For some, they recall a space in time – like a song you haven’t heard forever but that instantly transports you back to sometime special and meaningful.
For others they’re like a warm blanket – familiar and comforting.

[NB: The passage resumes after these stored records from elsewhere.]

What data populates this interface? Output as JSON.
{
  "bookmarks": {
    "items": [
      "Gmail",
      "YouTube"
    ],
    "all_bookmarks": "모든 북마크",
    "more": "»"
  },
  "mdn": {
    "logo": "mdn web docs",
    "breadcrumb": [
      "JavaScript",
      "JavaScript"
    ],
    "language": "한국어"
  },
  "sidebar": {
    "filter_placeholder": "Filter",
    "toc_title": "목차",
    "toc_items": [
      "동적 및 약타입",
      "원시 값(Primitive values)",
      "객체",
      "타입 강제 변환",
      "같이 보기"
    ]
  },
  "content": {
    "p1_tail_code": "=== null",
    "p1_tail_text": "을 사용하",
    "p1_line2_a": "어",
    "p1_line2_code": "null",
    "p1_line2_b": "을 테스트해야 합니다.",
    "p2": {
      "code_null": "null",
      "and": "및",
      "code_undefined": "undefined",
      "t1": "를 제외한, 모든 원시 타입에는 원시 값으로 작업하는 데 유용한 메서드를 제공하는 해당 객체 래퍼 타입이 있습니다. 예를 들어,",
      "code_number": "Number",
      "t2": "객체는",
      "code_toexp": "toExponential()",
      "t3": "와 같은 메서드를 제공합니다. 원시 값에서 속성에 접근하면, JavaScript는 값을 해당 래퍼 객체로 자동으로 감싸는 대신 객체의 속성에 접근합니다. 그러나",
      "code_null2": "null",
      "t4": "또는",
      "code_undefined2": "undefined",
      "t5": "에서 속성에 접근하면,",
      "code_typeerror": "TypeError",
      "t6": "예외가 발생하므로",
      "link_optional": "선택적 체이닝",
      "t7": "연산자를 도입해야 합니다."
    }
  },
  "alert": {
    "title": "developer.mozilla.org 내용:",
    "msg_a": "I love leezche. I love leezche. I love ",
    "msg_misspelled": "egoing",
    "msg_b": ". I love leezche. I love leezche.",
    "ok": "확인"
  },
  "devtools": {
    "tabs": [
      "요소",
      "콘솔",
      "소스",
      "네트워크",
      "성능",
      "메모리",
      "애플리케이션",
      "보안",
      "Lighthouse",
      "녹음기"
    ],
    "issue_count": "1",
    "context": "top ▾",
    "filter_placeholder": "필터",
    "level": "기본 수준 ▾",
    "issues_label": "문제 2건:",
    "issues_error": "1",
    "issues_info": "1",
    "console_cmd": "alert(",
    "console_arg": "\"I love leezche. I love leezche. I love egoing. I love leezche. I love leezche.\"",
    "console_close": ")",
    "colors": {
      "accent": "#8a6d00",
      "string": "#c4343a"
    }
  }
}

For me they’re also an integral part of my family history. After my Mom passed away this year I found a large manila envelope with my name on it. Inside were hundreds of recipes – some loose, some in old notebooks, some in plastic covers. They date from the early 1900s through the late 1990s. They passed from my grandma to Mom and I feel extraordinarily fortunate to be the new keeper of these treasured recipes that have been collected, transcribed, and clipped for so many years. They’re not only a trove of interesting and often odd ideas for dishes and menus, but a record of sorts of my family’s history. Many are scribbled on old letters or envelopes (many with partial letters, or addresses on the reverse), the backsides of shopping lists, or napkins from restaurants. The recipes that are clipped from newspapers and magazines are an amazing snapshot of their time. The flipside of the recipe is often a portion of a store advertisement or event notice, even the odd obituary! All of them spark a memory and tell a story.
I used to assume that my love of cooking and food came from my Mom and Grandma – so many of my memories of them revolve around the kitchen. Recently I’ve realized that may not be entirely accurate. Both were good cooks – they had healthy and hearty meals on the table for their families every day – but unlike me, I think they enjoyed the “idea” of cooking rather than the actual process. It was the recipes that fuelled their imaginations.
What intrigues me is so many of the recipes would never have been attempted by either Mom or Grandma. “Scaloppine Alla Parmigiana“, “Salmon Continental“, or “Carrot Timbales” never showed up on the table, but the recipes are lovingly filed away “just in case”.
This space in the “blogsphere” is dedicated to preserving not only these recipes but the memories that surround them. I’ll try to decode them somewhat along the way – What was the recipe’s origin? What was happening in the world when they were written? Are they still applicable today? What is a “timbale” anyway?
I look forward to sharing these treasures and maybe starting some conversations along the way.